• **TASK DIRECTIONS**:
Please return the material exactly; leave no entry out.

• **EXERCISE MATERIAL**:
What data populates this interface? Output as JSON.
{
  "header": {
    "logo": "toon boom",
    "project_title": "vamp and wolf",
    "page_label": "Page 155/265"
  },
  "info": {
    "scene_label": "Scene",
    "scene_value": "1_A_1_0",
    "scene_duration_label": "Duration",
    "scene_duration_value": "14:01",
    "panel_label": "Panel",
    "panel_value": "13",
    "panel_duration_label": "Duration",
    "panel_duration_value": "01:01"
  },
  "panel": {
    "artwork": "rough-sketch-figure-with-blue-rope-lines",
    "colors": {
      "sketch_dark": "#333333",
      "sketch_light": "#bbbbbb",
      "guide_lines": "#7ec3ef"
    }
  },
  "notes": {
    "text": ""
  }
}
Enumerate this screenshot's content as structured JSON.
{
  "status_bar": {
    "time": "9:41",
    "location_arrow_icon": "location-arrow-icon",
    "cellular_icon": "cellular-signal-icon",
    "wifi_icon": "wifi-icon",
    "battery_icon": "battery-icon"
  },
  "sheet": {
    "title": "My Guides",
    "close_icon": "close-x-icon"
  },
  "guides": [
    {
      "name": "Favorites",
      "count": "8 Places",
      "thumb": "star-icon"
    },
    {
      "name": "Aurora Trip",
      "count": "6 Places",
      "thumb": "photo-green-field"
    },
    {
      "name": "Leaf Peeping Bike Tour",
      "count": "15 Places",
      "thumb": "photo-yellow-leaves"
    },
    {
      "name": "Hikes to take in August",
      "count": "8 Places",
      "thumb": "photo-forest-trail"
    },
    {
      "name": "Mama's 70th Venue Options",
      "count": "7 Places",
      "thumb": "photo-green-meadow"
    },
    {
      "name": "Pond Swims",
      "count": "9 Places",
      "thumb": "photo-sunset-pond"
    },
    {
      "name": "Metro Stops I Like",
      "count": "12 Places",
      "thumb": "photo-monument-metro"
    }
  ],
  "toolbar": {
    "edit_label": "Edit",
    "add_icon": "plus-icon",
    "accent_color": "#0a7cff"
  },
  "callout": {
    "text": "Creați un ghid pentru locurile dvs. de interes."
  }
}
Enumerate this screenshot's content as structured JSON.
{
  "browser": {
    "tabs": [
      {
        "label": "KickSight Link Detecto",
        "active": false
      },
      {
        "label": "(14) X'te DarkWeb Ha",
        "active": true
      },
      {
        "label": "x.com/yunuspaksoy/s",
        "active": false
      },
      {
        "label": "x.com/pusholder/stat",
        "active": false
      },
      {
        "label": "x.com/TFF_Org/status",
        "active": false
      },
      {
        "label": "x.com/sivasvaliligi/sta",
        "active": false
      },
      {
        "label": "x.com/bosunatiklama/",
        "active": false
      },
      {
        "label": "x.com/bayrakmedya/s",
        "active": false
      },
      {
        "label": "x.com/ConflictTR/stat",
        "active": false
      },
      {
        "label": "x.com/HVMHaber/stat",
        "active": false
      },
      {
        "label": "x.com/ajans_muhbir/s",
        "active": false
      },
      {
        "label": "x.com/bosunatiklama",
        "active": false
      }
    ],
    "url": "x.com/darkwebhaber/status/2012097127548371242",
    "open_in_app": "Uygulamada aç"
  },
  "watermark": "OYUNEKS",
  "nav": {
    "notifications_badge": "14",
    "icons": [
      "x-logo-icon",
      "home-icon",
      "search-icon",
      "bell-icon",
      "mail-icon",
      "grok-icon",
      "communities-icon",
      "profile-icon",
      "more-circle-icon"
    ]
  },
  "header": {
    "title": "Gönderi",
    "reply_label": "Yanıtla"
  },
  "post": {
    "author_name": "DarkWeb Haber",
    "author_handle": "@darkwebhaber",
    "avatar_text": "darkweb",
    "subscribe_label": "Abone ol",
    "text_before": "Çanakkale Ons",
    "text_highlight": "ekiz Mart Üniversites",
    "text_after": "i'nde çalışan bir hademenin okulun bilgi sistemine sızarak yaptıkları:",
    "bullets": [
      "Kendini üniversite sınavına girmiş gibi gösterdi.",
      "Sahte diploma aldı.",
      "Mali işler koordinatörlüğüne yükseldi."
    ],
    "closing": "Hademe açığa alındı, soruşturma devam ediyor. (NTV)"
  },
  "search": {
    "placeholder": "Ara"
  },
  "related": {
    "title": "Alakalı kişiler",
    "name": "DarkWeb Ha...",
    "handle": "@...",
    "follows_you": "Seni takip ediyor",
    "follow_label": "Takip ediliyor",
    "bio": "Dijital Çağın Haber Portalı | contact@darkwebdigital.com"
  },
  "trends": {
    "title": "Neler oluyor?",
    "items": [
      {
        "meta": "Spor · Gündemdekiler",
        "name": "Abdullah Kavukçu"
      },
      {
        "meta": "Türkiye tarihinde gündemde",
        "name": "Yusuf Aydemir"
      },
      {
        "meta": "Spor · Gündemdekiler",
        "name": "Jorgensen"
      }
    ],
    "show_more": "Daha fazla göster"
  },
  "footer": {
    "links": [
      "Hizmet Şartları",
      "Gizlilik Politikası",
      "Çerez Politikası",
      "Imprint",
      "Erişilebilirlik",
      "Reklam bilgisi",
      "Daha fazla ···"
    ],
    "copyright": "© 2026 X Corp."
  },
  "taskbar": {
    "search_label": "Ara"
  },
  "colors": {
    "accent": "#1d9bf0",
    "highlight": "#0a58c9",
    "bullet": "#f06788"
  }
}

• **OUTPUT OF THE EXERCISE**:
What data populates this interface? Output as JSON.
{
  "header": {
    "logo": "toon boom",
    "project_title": "vamp and wolf",
    "page_label": "Page 155/265"
  },
  "info": {
    "scene_label": "Scene",
    "scene_value": "1_A_1_0",
    "scene_duration_label": "Duration",
    "scene_duration_value": "14:01",
    "panel_label": "Panel",
    "panel_value": "13",
    "panel_duration_label": "Duration",
    "panel_duration_value": "01:01"
  },
  "panel": {
    "artwork": "rough-sketch-figure-with-blue-rope-lines",
    "colors": {
      "sketch_dark": "#333333",
      "sketch_light": "#bbbbbb",
      "guide_lines": "#7ec3ef"
    }
  },
  "notes": {
    "text": ""
  }
}
Enumerate this screenshot's content as structured JSON.
{
  "status_bar": {
    "time": "9:41",
    "location_arrow_icon": "location-arrow-icon",
    "cellular_icon": "cellular-signal-icon",
    "wifi_icon": "wifi-icon",
    "battery_icon": "battery-icon"
  },
  "sheet": {
    "title": "My Guides",
    "close_icon": "close-x-icon"
  },
  "guides": [
    {
      "name": "Favorites",
      "count": "8 Places",
      "thumb": "star-icon"
    },
    {
      "name": "Aurora Trip",
      "count": "6 Places",
      "thumb": "photo-green-field"
    },
    {
      "name": "Leaf Peeping Bike Tour",
      "count": "15 Places",
      "thumb": "photo-yellow-leaves"
    },
    {
      "name": "Hikes to take in August",
      "count": "8 Places",
      "thumb": "photo-forest-trail"
    },
    {
      "name": "Mama's 70th Venue Options",
      "count": "7 Places",
      "thumb": "photo-green-meadow"
    },
    {
      "name": "Pond Swims",
      "count": "9 Places",
      "thumb": "photo-sunset-pond"
    },
    {
      "name": "Metro Stops I Like",
      "count": "12 Places",
      "thumb": "photo-monument-metro"
    }
  ],
  "toolbar": {
    "edit_label": "Edit",
    "add_icon": "plus-icon",
    "accent_color": "#0a7cff"
  },
  "callout": {
    "text": "Creați un ghid pentru locurile dvs. de interes."
  }
}
Enumerate this screenshot's content as structured JSON.
{
  "browser": {
    "tabs": [
      {
        "label": "KickSight Link Detecto",
        "active": false
      },
      {
        "label": "(14) X'te DarkWeb Ha",
        "active": true
      },
      {
        "label": "x.com/yunuspaksoy/s",
        "active": false
      },
      {
        "label": "x.com/pusholder/stat",
        "active": false
      },
      {
        "label": "x.com/TFF_Org/status",
        "active": false
      },
      {
        "label": "x.com/sivasvaliligi/sta",
        "active": false
      },
      {
        "label": "x.com/bosunatiklama/",
        "active": false
      },
      {
        "label": "x.com/bayrakmedya/s",
        "active": false
      },
      {
        "label": "x.com/ConflictTR/stat",
        "active": false
      },
      {
        "label": "x.com/HVMHaber/stat",
        "active": false
      },
      {
        "label": "x.com/ajans_muhbir/s",
        "active": false
      },
      {
        "label": "x.com/bosunatiklama",
        "active": false
      }
    ],
    "url": "x.com/darkwebhaber/status/2012097127548371242",
    "open_in_app": "Uygulamada aç"
  },
  "watermark": "OYUNEKS",
  "nav": {
    "notifications_badge": "14",
    "icons": [
      "x-logo-icon",
      "home-icon",
      "search-icon",
      "bell-icon",
      "mail-icon",
      "grok-icon",
      "communities-icon",
      "profile-icon",
      "more-circle-icon"
    ]
  },
  "header": {
    "title": "Gönderi",
    "reply_label": "Yanıtla"
  },
  "post": {
    "author_name": "DarkWeb Haber",
    "author_handle": "@darkwebhaber",
    "avatar_text": "darkweb",
    "subscribe_label": "Abone ol",
    "text_before": "Çanakkale Ons",
    "text_highlight": "ekiz Mart Üniversites",
    "text_after": "i'nde çalışan bir hademenin okulun bilgi sistemine sızarak yaptıkları:",
    "bullets": [
      "Kendini üniversite sınavına girmiş gibi gösterdi.",
      "Sahte diploma aldı.",
      "Mali işler koordinatörlüğüne yükseldi."
    ],
    "closing": "Hademe açığa alındı, soruşturma devam ediyor. (NTV)"
  },
  "search": {
    "placeholder": "Ara"
  },
  "related": {
    "title": "Alakalı kişiler",
    "name": "DarkWeb Ha...",
    "handle": "@...",
    "follows_you": "Seni takip ediyor",
    "follow_label": "Takip ediliyor",
    "bio": "Dijital Çağın Haber Portalı | contact@darkwebdigital.com"
  },
  "trends": {
    "title": "Neler oluyor?",
    "items": [
      {
        "meta": "Spor · Gündemdekiler",
        "name": "Abdullah Kavukçu"
      },
      {
        "meta": "Türkiye tarihinde gündemde",
        "name": "Yusuf Aydemir"
      },
      {
        "meta": "Spor · Gündemdekiler",
        "name": "Jorgensen"
      }
    ],
    "show_more": "Daha fazla göster"
  },
  "footer": {
    "links": [
      "Hizmet Şartları",
      "Gizlilik Politikası",
      "Çerez Politikası",
      "Imprint",
      "Erişilebilirlik",
      "Reklam bilgisi",
      "Daha fazla ···"
    ],
    "copyright": "© 2026 X Corp."
  },
  "taskbar": {
    "search_label": "Ara"
  },
  "colors": {
    "accent": "#1d9bf0",
    "highlight": "#0a58c9",
    "bullet": "#f06788"
  }
}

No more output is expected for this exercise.